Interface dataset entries

■ ■ ■ ■ ■

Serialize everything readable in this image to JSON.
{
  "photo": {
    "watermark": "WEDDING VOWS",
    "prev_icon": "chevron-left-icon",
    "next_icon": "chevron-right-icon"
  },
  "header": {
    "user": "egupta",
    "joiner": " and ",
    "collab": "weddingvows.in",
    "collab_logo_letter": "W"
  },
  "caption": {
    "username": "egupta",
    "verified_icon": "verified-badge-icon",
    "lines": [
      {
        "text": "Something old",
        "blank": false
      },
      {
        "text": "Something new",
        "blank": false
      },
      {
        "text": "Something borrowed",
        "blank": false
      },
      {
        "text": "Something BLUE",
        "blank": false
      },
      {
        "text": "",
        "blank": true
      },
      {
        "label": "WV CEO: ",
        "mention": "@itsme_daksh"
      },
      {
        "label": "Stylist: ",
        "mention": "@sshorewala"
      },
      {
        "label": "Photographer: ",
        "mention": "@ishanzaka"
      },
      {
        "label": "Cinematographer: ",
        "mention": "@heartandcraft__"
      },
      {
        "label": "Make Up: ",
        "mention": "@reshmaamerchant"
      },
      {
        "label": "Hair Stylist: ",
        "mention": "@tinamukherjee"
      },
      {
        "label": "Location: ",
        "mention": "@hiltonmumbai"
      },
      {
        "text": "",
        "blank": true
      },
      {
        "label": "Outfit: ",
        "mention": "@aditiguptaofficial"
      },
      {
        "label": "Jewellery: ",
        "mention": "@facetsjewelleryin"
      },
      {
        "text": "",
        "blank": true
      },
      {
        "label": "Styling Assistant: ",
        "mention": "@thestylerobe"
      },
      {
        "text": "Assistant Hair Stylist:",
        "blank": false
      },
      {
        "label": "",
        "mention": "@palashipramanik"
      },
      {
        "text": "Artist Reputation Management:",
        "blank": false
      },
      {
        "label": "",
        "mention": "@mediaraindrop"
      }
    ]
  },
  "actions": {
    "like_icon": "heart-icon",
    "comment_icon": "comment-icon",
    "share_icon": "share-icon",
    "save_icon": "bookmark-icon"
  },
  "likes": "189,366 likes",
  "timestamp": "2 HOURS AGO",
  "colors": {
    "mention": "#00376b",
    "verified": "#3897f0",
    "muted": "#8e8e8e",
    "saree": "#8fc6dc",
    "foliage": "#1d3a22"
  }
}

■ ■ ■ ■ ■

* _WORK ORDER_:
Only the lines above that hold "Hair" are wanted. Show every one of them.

* _ANSWER TO THE EXERCISE_:
        "label": "Hair Stylist: ",
        "text": "Assistant Hair Stylist:",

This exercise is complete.